How Singapore

kicked prisoner reentry success into high gear

with its Yellow Ribbon Project

SINGAPORE’S YELLOW RIBBON Project, launched in 2004, changes how people think about returning prisoners. The high profile project attracts roughly 10,000 runners for its annual 6K run. The project’s mission is “to engage the community in accepting ex-offenders and their families, giving them a second chance at life and to inspire a ripple effect of concerted community action to support ex-offenders and their families.”

THE PROJECT GOT ITS NAME from the 1960s folk song, “Tie a Yellow Ribbon Round the Old Oak Tree.” In the U.S., the symbol of the yellow ribbon has come to be associated with soldiers away and the hope for their safe return. But the song itself was about a released prisoner. Singapore uses the original meaning of the song to create a public virtue out of granting second chances to those whose lives have been marred by bad decisions — and, often, bad circumstances that led to bad decisions.

In this short clip, Werts describes how shocked he was to pass the GED (0:45)

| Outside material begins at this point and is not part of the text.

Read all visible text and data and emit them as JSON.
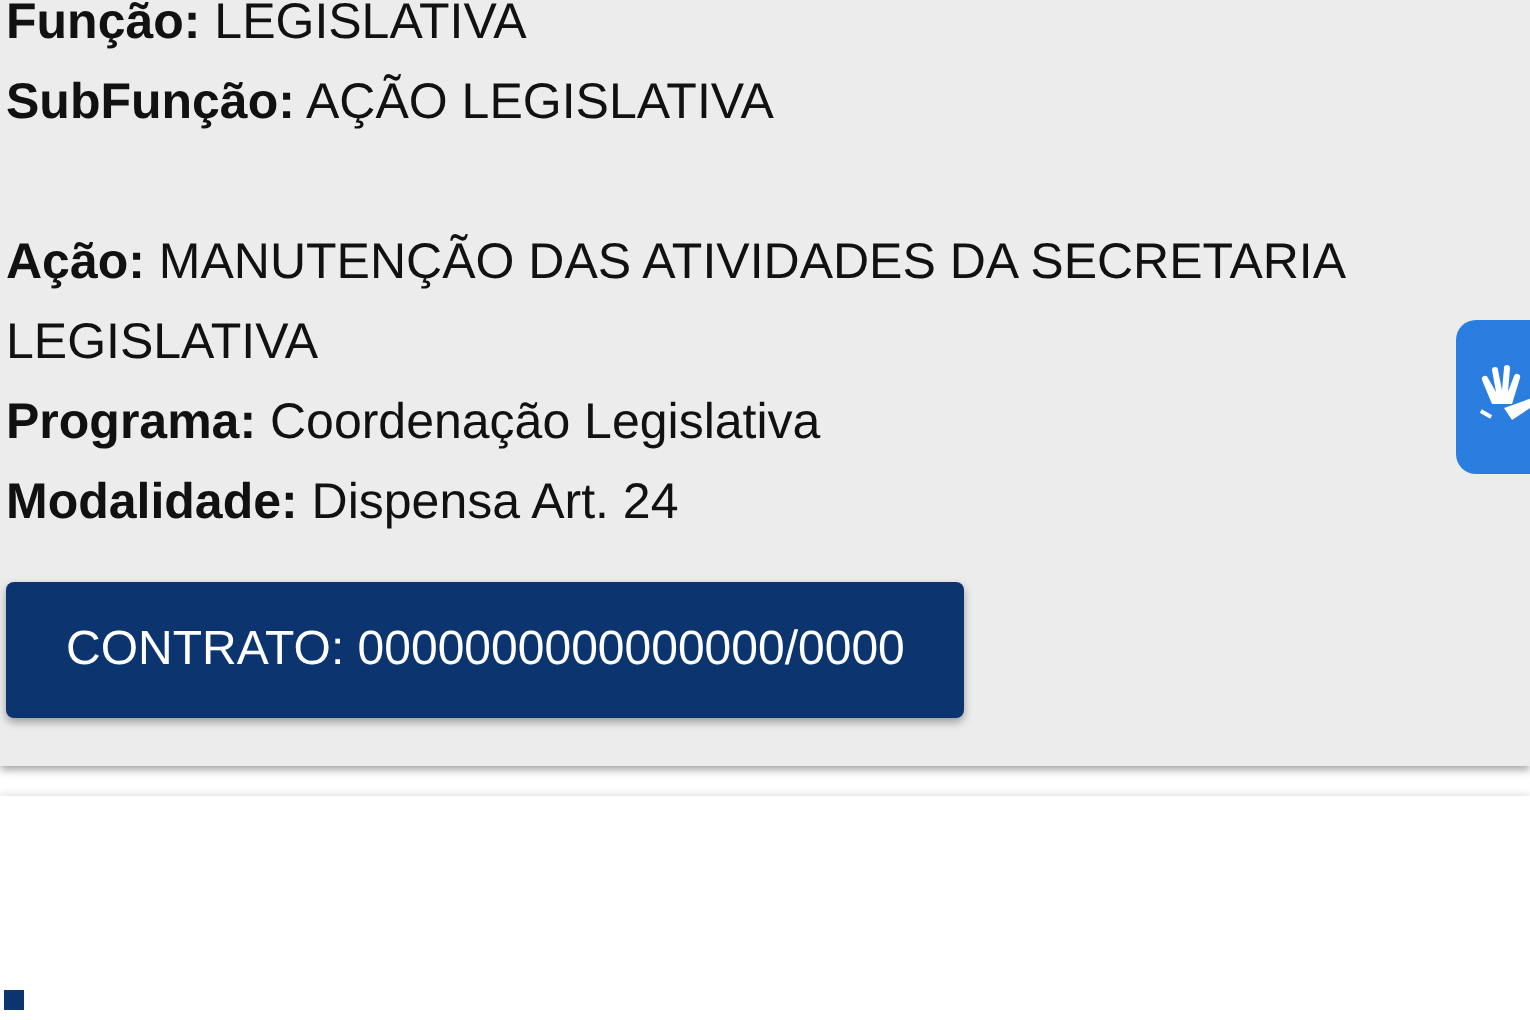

Longer conversation at Penn State about his pathway to redemption. (26:47)

Other voices